The Temple, seating a thousand people, was built under contract by James Bickford of Portland in six weeks at a cost of $3,550 plus an additional $42 for making and painting the shutters, and was dedicated on August 2, 1881. Legend has it that carpenters labored on the roof by moonlight for a week prior to the dedication in order to be finished by the specified date. Over the ensuing years, Ocean Park expanded through the addition of buildings needed to accommodate an expanding program and the construction of residential structures—cottages and homes which today number almost 500.

History buffs who want to delve more deeply into Ocean Park's past are encouraged to read Centennial History of Ocean Park, Maine, 1881-1981 by Adelbert M. Jakeman. An update, Ocean Park, Maine, 1981- 2006 by Douglas Keene, is available for sale in the Jakeman Hall administration building, as is the 125th Anniversary Commemorative book by Frank Gwalthney and Win Winch. More info about Ocean Park memorabilia can be found here.

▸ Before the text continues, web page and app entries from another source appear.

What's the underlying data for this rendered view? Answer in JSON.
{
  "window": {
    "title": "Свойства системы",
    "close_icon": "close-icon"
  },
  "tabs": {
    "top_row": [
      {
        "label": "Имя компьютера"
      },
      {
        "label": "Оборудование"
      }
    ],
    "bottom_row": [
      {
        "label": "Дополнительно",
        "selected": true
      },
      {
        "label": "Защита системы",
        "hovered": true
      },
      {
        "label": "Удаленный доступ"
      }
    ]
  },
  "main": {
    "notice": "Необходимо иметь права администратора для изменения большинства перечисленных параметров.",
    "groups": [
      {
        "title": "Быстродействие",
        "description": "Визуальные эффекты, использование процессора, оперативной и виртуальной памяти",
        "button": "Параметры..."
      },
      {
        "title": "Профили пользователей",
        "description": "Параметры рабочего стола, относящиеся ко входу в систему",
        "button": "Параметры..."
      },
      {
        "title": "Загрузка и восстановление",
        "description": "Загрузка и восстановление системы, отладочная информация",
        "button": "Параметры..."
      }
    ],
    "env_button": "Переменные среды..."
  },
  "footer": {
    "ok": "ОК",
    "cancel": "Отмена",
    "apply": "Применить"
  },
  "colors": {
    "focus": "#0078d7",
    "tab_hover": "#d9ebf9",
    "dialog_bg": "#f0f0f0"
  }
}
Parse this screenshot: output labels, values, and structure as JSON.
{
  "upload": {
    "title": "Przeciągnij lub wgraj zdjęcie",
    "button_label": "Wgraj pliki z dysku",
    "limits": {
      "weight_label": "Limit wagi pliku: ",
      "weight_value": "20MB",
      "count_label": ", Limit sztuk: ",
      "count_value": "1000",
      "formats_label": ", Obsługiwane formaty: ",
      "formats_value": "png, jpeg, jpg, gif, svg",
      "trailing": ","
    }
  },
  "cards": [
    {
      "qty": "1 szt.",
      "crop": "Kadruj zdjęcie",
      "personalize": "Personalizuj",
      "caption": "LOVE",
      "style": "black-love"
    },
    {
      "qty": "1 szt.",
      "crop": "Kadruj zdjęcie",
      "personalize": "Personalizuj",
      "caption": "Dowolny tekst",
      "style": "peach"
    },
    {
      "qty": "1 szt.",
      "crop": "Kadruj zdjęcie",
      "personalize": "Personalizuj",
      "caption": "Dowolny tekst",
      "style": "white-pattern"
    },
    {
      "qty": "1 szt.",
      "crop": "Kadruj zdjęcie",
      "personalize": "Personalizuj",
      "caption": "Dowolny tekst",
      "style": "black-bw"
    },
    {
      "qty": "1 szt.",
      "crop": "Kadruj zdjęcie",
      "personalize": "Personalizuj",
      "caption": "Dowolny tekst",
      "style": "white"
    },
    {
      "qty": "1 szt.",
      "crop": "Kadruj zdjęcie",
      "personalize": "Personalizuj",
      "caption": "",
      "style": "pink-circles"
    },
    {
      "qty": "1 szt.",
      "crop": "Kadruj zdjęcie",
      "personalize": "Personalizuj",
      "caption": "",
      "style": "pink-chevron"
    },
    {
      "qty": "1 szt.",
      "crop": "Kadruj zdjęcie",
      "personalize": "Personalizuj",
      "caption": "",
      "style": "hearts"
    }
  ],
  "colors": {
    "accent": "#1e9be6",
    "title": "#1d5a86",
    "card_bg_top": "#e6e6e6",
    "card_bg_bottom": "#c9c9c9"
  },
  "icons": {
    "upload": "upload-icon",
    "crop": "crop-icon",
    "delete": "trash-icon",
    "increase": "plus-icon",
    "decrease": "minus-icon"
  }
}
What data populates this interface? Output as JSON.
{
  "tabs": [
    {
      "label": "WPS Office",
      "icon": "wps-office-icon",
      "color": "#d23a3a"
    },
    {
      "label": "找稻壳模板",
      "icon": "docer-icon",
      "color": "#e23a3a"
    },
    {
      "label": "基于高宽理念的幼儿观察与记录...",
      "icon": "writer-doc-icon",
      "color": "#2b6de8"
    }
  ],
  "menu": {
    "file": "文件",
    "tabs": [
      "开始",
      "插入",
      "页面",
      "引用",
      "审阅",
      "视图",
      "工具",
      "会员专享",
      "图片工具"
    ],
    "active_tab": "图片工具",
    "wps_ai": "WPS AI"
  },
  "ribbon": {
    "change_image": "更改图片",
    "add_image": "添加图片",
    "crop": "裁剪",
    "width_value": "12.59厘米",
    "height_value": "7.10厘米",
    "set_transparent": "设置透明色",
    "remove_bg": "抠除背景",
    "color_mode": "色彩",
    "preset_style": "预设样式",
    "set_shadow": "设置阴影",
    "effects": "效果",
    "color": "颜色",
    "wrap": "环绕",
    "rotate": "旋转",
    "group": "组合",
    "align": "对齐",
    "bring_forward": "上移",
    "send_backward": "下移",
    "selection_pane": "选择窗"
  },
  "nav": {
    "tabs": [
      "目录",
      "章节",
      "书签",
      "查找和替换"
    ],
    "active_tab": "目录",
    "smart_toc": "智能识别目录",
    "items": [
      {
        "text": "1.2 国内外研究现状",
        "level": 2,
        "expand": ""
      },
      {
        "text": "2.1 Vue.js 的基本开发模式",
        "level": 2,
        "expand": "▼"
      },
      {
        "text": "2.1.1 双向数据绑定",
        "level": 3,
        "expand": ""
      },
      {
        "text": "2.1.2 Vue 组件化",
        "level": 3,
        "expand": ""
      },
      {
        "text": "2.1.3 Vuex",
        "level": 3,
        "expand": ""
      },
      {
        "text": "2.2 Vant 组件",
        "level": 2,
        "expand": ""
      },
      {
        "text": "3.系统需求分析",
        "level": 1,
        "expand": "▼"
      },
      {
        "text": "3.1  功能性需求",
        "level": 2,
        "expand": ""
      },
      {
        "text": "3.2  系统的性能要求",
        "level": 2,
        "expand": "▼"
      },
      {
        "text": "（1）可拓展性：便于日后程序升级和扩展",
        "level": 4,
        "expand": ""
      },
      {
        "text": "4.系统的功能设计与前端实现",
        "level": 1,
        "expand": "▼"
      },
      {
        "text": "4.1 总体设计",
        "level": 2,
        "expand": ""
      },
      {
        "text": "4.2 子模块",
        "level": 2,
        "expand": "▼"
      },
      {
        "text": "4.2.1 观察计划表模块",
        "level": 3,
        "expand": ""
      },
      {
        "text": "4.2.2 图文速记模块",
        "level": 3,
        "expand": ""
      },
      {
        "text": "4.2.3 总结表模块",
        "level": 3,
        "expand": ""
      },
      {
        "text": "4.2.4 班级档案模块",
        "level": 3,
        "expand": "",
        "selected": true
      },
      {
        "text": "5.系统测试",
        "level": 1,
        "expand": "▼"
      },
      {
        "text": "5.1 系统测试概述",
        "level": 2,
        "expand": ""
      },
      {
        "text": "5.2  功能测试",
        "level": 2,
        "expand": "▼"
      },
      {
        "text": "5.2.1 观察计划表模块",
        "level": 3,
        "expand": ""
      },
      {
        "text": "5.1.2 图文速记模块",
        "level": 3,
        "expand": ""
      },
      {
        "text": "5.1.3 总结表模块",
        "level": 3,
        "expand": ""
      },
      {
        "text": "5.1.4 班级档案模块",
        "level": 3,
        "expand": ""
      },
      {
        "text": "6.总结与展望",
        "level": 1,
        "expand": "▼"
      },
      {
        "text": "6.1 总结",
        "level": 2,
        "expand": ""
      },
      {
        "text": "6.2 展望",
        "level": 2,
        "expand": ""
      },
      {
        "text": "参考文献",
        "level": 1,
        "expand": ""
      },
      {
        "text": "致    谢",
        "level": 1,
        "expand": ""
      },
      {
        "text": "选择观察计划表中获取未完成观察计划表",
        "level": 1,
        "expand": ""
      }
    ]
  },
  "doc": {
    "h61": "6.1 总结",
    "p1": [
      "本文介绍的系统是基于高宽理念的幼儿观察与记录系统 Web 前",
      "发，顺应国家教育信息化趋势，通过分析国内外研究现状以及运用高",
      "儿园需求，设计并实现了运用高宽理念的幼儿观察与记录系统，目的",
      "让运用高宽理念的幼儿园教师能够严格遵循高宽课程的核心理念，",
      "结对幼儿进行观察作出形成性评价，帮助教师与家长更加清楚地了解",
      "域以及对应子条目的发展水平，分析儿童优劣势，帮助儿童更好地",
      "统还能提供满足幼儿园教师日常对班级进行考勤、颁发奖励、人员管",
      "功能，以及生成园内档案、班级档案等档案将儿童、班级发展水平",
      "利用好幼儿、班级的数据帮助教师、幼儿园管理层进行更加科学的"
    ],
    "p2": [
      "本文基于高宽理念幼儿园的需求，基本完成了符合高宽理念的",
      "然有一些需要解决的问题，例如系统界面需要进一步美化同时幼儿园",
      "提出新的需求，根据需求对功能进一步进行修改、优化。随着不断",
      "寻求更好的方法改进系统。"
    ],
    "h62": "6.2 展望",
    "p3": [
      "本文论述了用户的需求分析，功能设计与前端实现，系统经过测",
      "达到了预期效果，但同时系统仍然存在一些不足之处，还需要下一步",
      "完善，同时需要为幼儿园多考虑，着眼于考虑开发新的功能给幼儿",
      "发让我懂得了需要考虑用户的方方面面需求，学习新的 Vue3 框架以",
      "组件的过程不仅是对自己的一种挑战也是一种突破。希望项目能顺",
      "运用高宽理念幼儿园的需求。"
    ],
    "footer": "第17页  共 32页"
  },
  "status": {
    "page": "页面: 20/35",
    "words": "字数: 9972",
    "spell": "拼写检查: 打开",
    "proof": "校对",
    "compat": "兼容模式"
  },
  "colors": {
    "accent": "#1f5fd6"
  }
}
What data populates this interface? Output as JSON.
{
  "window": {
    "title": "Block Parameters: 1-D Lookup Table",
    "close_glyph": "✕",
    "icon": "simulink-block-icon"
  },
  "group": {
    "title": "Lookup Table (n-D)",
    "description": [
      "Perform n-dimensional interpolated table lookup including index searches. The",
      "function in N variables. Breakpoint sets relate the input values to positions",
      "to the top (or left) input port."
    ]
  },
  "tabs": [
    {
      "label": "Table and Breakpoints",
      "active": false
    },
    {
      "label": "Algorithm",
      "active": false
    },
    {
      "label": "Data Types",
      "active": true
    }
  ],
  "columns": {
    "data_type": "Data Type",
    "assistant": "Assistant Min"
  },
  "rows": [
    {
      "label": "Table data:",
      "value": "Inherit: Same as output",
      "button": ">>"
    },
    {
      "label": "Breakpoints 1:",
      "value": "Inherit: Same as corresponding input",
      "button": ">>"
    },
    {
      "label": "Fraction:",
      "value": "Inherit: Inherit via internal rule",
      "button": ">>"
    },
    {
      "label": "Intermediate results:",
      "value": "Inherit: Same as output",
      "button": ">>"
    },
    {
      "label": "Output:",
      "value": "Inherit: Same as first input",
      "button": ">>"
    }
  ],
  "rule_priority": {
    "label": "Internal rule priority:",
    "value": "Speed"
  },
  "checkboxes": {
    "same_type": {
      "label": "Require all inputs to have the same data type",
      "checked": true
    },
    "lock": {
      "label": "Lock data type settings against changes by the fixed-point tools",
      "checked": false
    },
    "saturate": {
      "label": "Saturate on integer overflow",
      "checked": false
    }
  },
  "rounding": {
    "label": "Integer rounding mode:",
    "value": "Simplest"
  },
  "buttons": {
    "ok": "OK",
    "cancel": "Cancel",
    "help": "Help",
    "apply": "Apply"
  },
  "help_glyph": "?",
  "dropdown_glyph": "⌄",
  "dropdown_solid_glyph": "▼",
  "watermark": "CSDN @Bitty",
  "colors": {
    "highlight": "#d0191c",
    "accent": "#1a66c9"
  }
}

Other historical materials, including previous years' program booklets and DVDs, are in the Ocean Park Association archives, also located in Jakeman Hall, and in the Memorial Library. Program booklets in the Ocean Park Association archives offer glimpses of the assembly program evolution. In addition, the Ocean Park Historical Society is an excellent source of information about Ocean Park's past.

2017 Summer Season